…or so I keep telling myself. Since IATEFL, I have had some time to think and reflect and although I join heartily in the chorus of everyone who has blogged about how inspiring, exhilirating, edifying, rewarding and also marvellously manic it all was, I have to look at the other side: what I should have done and what I could have done better.
I should have stayed for the Tuesday sessions – I shall next time.
I should have gone to a lot more talks – I shall plan better next time.
I have agonised over these two thing so much. All that wasted opportunity and all those beautifully crafted talks that I missed.
I should have thanked and said goodbye to so many people, but I’m sure they will forgive me and we will see each other again on the circuit, no doubt.
And then there’s my talk. Solipsistic though this verbalisation may be, I am so exasperated with myself for not delivering everything I had planned and doing it too fast and South Africanising too much (it happens when I get excited). I’ve watched me on a video taken by Willy Cardoso and an urgent amount of focussed self-reflection is to be undertaken.
I’m also not a little abashed at having inadvertently stolen the ever-accommodating Anthony’s warmer. *’_’*
I was SUPPOSED to start by singing a song, but my best advisor said, in obvious emotional pain, “PLEASE don’t embarrass your audience; it’s really not recommended. I’m BEGGING you not to sing. Say you would like to, but then don’t – please.” So I didn’t. Probably for the best, really!
But then I forgot the bit about African story-telling and how in Swaziland – where I grew up – it is the old people who tell the stories. They tell the story through, pausing after each rhythmic phrasing, and asking the children to repeat what they have just heard. At the end, the children are asked to retell the entire story and are corrected for any errors of fact, language or expression. This is done until the story, and the lesson, is learned sufficiently well.

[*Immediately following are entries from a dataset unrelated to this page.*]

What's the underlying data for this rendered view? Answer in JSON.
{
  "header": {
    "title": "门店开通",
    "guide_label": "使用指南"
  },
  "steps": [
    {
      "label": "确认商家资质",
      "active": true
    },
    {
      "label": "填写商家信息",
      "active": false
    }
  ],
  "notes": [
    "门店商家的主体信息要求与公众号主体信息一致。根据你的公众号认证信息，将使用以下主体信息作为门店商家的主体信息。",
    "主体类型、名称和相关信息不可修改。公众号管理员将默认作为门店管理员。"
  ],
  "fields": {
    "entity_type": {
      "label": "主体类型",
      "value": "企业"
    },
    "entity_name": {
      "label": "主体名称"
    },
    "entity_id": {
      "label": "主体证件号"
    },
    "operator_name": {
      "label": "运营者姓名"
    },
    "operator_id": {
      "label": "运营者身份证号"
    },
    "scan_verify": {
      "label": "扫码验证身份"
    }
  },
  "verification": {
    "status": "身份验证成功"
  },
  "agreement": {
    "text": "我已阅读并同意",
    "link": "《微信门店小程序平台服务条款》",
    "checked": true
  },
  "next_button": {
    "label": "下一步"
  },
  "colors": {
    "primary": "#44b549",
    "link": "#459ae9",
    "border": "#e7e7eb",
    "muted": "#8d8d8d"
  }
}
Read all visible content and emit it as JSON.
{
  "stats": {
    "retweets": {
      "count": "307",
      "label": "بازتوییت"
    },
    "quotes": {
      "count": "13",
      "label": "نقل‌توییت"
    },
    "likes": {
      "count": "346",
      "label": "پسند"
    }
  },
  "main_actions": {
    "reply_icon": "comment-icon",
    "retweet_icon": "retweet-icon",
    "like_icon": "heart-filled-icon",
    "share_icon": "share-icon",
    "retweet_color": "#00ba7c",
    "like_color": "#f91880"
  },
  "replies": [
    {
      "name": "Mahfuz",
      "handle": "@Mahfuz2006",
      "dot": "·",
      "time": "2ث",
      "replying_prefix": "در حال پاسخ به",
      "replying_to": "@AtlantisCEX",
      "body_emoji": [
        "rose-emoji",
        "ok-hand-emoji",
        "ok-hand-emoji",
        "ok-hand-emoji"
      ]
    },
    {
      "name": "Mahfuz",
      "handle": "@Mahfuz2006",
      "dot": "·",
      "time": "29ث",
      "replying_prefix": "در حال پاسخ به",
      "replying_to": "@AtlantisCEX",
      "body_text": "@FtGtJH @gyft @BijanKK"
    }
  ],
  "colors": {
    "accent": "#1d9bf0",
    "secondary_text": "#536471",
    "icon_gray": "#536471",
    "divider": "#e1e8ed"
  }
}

And then there was all that stuff about my classroom being like a rehearsal studio. I think it is like that, because the students bring to the rehearsal stuff they are able to do and demonstrate how well they do it. In that designated practice space, they begin to build on those skills and experiment with what they think they may like to be able to do. As a group we then refine and hone and maybe reform that and practise it until it is as good as it can be and they leave the rehearsal studio better able than when they arrived.
I forgot to say all that. And I didn’t sing……but I’ll let it be just now.